"Talk Less; Smile More"
The musical Hamilton offers this advice from Aaron Burr to Alexander Hamilton.
The full lines are:
“While we’re talking; Let me offer you some free advice; Talk Less; Smile More; Don’t let them know what you’re against or what you’re for”
This line and this advice has been running through my head frequently as I think about our current board, my criticisms, and how we move forward. At some point change will occur — that is just a fact of life. If the United4Lakewood Newcomers win the election, there will be change in the board — but not the whole board. There will be three sitting board members who have borne some of my (and the residents’) ire over the past months and even going into this election, I’m thinking about what will happen after April 6th.
My single biggest criticism of the Trustees is the refusal to discuss any thing in a public meeting. They don’t challenge or question the whims of our current President or Administration. While I see this as a failure to do their jobs, I do wonder if they do this under some of the misgiven advice that dates back much further than the American Revolution. This idea that to succeed in politics, or maybe life, it is better to look like wallpaper and fade away than to take a stand and risk being wrong.
We have been told they discuss things, just not in public. While I believe strongly this is at the very least a violation of the spirit of the Open Meetings Act, it also deprives the voting public from seeing who these people really are. We can’t judge if they make thoughtful decisions because we can’t watch their deliberations. We can’t know they are worthy of our vote, because they never speak out publicly and ask a single question.
Later in the same song, Aaron Burr states, “Fools who run their mouths off wind up dead.” While this is excellent foreshadowing in a musical, the dead doesn’t have to be literal, it could also mean fade into obscurity. Hamilton responds with the famous axiom of “If you stand for nothing, Burr, what will you fall for?” And I often wonder, what have our Trustees fallen for?
When we look at the three who will certainly still be on the board after April 6th, we have to consider how the board moves forward. Normally, this would be where I’d call out praise for things or stands that each of the remaining board members have done and explain that while I disagree with their current position; I respect them and look forward to working together to mend bridges and seek a positive path forward.
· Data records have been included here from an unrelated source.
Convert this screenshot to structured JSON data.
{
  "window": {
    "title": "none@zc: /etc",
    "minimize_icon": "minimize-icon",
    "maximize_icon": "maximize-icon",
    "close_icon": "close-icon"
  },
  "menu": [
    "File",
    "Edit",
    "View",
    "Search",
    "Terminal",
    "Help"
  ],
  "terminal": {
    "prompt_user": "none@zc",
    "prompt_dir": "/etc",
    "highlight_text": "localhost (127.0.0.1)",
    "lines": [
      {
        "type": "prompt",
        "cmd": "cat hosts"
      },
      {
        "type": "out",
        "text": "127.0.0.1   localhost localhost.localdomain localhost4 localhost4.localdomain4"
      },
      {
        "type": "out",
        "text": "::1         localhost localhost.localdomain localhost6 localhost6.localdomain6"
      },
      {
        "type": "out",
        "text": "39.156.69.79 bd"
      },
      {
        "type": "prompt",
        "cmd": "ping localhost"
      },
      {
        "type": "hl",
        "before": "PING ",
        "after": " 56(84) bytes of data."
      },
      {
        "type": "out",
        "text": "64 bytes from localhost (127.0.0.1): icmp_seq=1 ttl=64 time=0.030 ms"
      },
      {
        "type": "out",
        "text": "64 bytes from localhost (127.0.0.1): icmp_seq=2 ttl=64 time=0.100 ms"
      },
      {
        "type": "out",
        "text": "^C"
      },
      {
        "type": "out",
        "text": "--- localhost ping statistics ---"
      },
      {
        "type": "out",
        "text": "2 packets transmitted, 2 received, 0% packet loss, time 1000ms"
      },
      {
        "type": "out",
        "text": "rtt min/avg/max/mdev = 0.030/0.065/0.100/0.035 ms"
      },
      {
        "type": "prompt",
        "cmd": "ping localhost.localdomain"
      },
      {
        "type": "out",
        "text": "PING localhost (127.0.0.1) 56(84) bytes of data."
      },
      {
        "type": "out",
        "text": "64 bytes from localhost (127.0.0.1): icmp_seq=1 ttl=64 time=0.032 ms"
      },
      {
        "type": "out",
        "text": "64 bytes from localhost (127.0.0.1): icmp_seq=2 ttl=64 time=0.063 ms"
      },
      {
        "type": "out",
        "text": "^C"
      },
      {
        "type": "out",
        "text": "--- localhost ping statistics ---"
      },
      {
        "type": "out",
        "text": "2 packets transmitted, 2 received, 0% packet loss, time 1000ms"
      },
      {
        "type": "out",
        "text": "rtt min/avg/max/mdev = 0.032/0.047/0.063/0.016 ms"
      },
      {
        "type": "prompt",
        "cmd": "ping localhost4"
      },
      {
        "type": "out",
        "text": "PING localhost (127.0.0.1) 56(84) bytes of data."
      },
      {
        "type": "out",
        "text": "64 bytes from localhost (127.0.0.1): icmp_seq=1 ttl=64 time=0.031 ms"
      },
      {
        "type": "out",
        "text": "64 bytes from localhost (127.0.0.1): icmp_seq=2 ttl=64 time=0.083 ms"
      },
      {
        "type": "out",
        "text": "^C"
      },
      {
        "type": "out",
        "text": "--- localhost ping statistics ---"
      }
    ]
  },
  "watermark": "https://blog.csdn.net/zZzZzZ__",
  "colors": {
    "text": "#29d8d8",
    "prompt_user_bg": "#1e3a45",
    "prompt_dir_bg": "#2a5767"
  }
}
But, due to their complete unwillingness to discuss anything in the public or ever be seen to possibly dissent from Phil’s agenda — I have nothing to work with.
While it may seem like it doesn't matter, if all of the United4Lakewood newcomers are elected, are we incented in anyway to work with the remaining Trustees. Would the four of us be much like the current board, effectively shutting out the lone voices of dissent in an effort to ram our agenda through? This is a valid question, but I know something that makes the United4Lakewood group unique -- we don't always agree.
Unlike the position of forced loyalty required of Phil’s crew, the United4Lakewood group talk and discuss and listen and respect each other. And we’d encourage that of those who remain on the board. I’d love to hear an actual opinion from Brian Augustine. I like to hear a deeper thought from Doug Ulrich than his breakfast preference. And if Ryan Berman could speak without condescending he might have a point worth listening to.
What’s even better is that the system of using Robert’s Rules allows us to have questions, conversations, and voice concerns or agreements without slowing down the process. Yes, we may have to consider that the meetings may go longer than 30 minutes; but we’d be able to be actually transparent to the residents about the workings of this village. If those conversations could be had with respect, then the board could compromise and come to agreements that actually move us toward building a real comprehensive, public plan to solve the biggest issues this village faces — the issues that can’t be solved within a single 4 year term of one elected official. Instead of re-writing the plan every four years, thus never seeing progress, we work together — board and residents — to build a long-term plan for solving things like the flooding in the Gates; the maintenance of the roads; dams; and lakes; and the long term financial health of the village.
When I think of what the board could look like after April 6th, I propose that we look to another political musical to give our future board advice — from 1776, Stephen Hopkins on bringing a discussion about Independence to the floor said, “Well, in all my years I ain’t never heard, seen nor smelled an issue that was so dangerous it couldn’t be talked about.”
Given that our founding fathers had no issue with discussing something that could get them hung for treason, I think our board should be fairly comfortable with talking to each other about how to build a plan to solve flooding or the purchase of a police car.